Childhood Cancer International
ACCO is the sole U.S. member of Childhood Cancer International, the largest international patient support organization for childhood cancer representing 167 member organizations in 90 countries. In addition to serving as the CEO of ACCO, Ruth Hoffman also serves as the President of Childhood Cancer International.

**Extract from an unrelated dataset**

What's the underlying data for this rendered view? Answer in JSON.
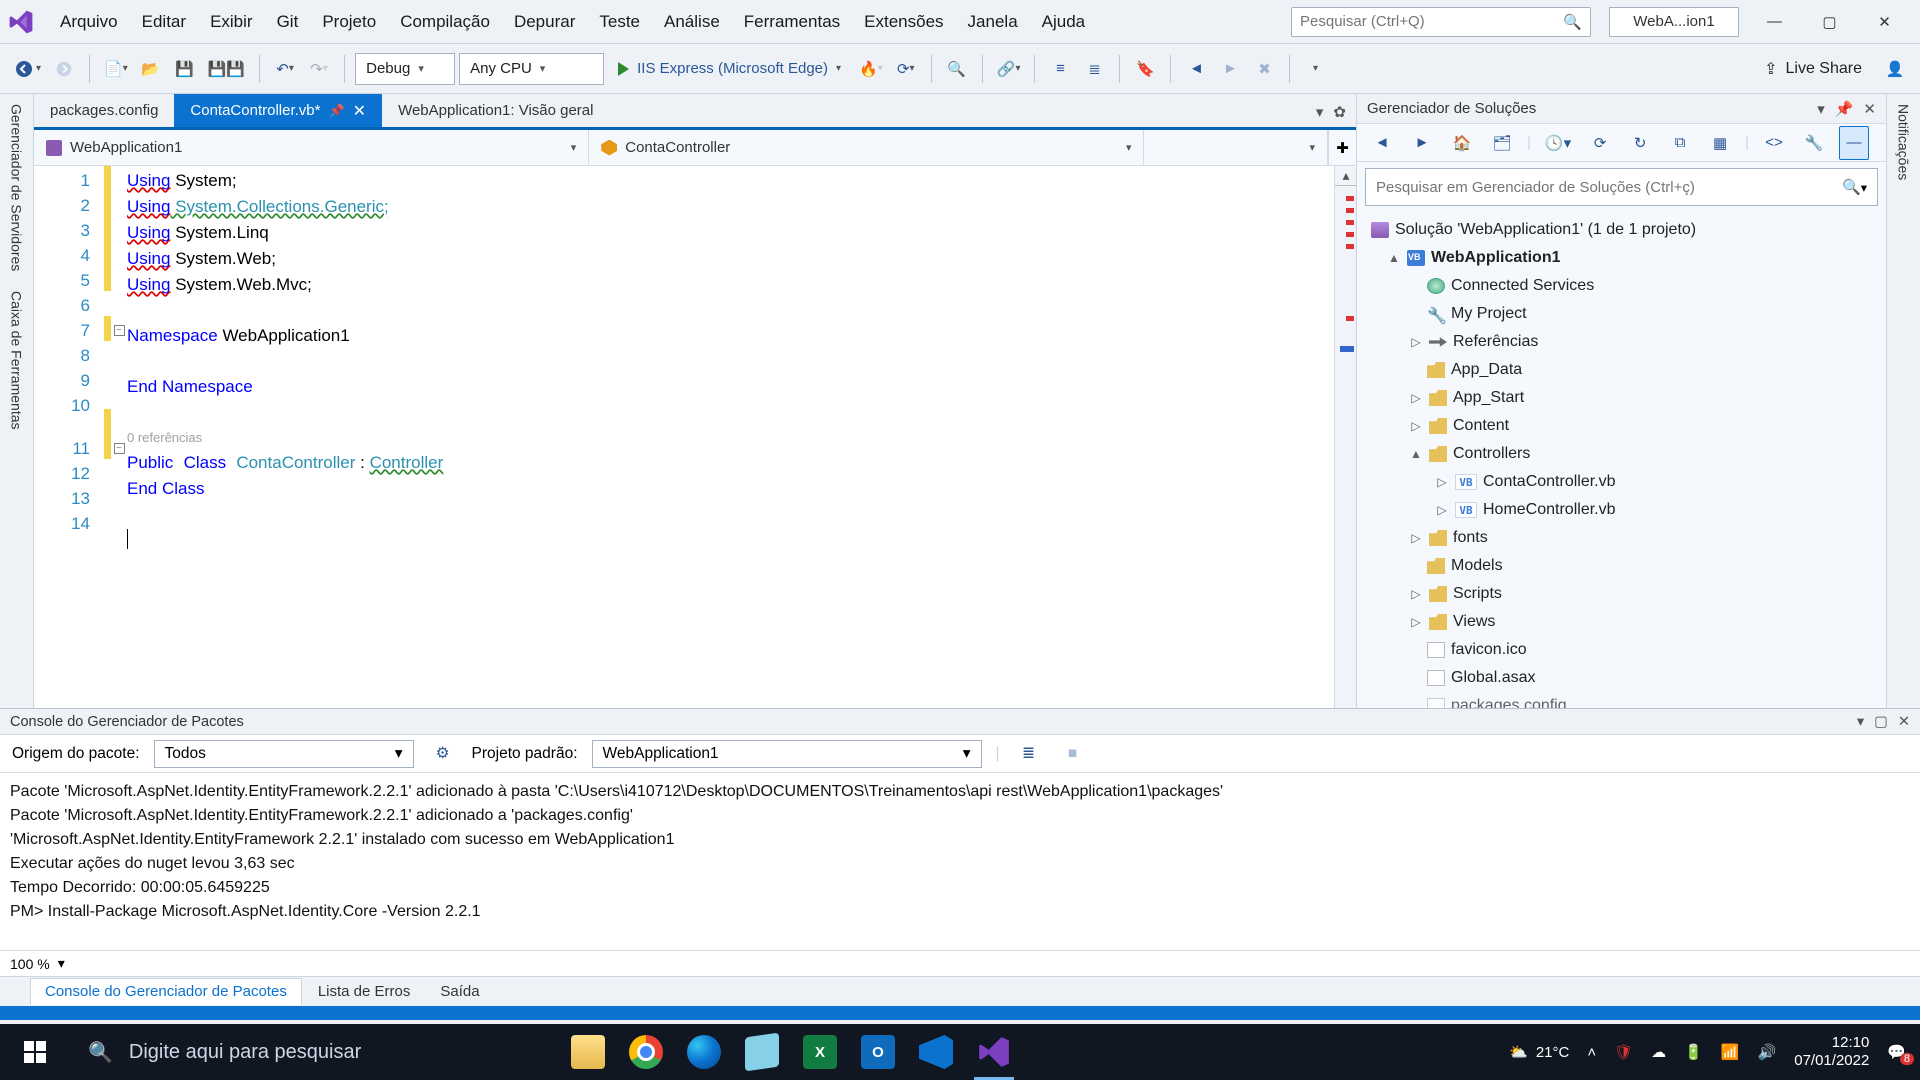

In May 2017, the World Health Assembly passed a Resolution on Cancer Prevention and Control calling on all Member States to focus on the inequity in access to cancer treatment and care including pain management and palliative care. In January 2018, CCI was granted official relations status with the World Health Organization, and in September 2018, the World Health Organization (WHO) officially launched the Global Initiative for Childhood Cancer (GICC). The aims of the initiative are to 1/ increase member state commitment and support governments to build and sustain quality childhood cancer programs in order to 2/ achieve at minimum a 60% survival rate for children with cancer by 2030. This new target represents a doubling of the global cure rate for children with cancer and is estimated to save an additional one million children’s lives. ACCO works alongside the WHO by providing ongoing leadership and oversight to the WHO-CCI 3-year Work Plan and in-country work in Ethiopia and Uganda.
CCI seeks to inform and catalyze synergistic, cross sectoral collaboration towards:

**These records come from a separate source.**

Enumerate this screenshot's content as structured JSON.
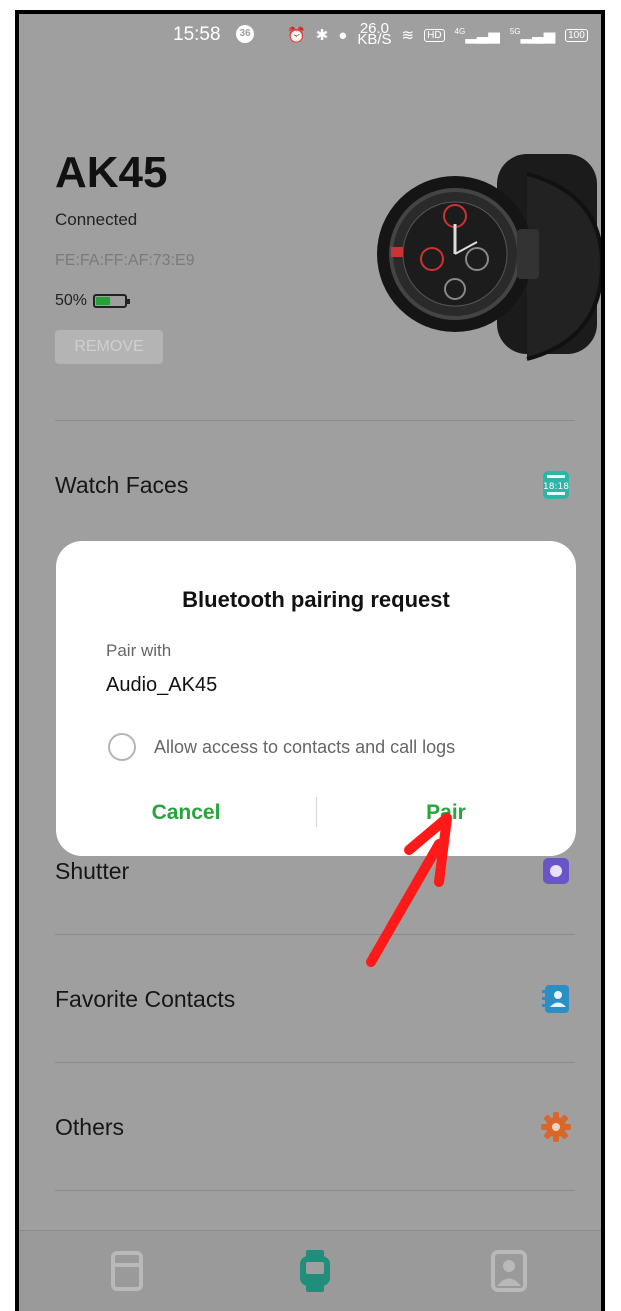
{
  "status_bar": {
    "time": "15:58",
    "notification_count": "36",
    "net_speed_value": "26.0",
    "net_speed_unit": "KB/S",
    "hd_label": "HD",
    "sim1_label": "4G",
    "sim2_label": "5G",
    "battery_level": "100"
  },
  "device": {
    "name": "AK45",
    "status": "Connected",
    "mac": "FE:FA:FF:AF:73:E9",
    "battery_text": "50%",
    "battery_fraction": 0.5,
    "battery_color": "#23a23a",
    "remove_label": "REMOVE"
  },
  "menu": {
    "watch_faces": "Watch Faces",
    "shutter": "Shutter",
    "favorite_contacts": "Favorite Contacts",
    "others": "Others"
  },
  "dialog": {
    "title": "Bluetooth pairing request",
    "pair_with_label": "Pair with",
    "device_name": "Audio_AK45",
    "checkbox_label": "Allow access to contacts and call logs",
    "cancel_label": "Cancel",
    "pair_label": "Pair",
    "accent_color": "#27a53b"
  },
  "icons": {
    "watch_faces": "watch-face-icon",
    "shutter": "camera-icon",
    "favorite_contacts": "contacts-book-icon",
    "others": "gear-icon",
    "nav_left": "card-icon",
    "nav_center": "watch-icon",
    "nav_right": "profile-icon"
  },
  "annotation": {
    "arrow_color": "#ff1a1a"
  }
}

- Reducing deaths from childhood cancer
- Creating a supportive enabling environment for childhood cancer initiatives
- Advancing cures for childhood cancer
- Improving equity in access to care
- Transforming the quality of care
ACCO’s CEO is co-founder of ACCESS – launched in 2018 alongside Dr. Avram Denburg, Sick Children’s Hospital, Toronto. ACCESS works to identify traceable, scalable and sustainable solutions to current barriers to drug access for children with cancer in low to middle income countries. ACCO helps to initiate key in-country connections and implement robust, culturally sensitive, ethical and transformational global childhood cancer initiatives.
Research Project in 5 East African Countries
Africa as a continent has a great disparity for access to essential medicines including cancer medicines as well as pain medicines. ACCO is providing research funding to assess the barriers to accessing essential medicines in five East African Countries – Ethiopia, Kenya, Uganda, Rwanda and Tanzania. The research which launched with a face-to-face meeting held in Kenya, September 2019, brings together leading representatives from government health officials, the World Bank, the WHO, industry, hospital administrators as well as the leading pediatric oncologists to identify current access barriers. Barriers include affordability, quality, availability and accessibility. Qualitative and quantitative data will be mapped and analyzed with strategies put in place to ameliorate the essential drug inadequacies. Of note, most LMIC lack access to palliative care pain management with less than 15% of countries having access to opiates and essential medications to treat neuropathic pain.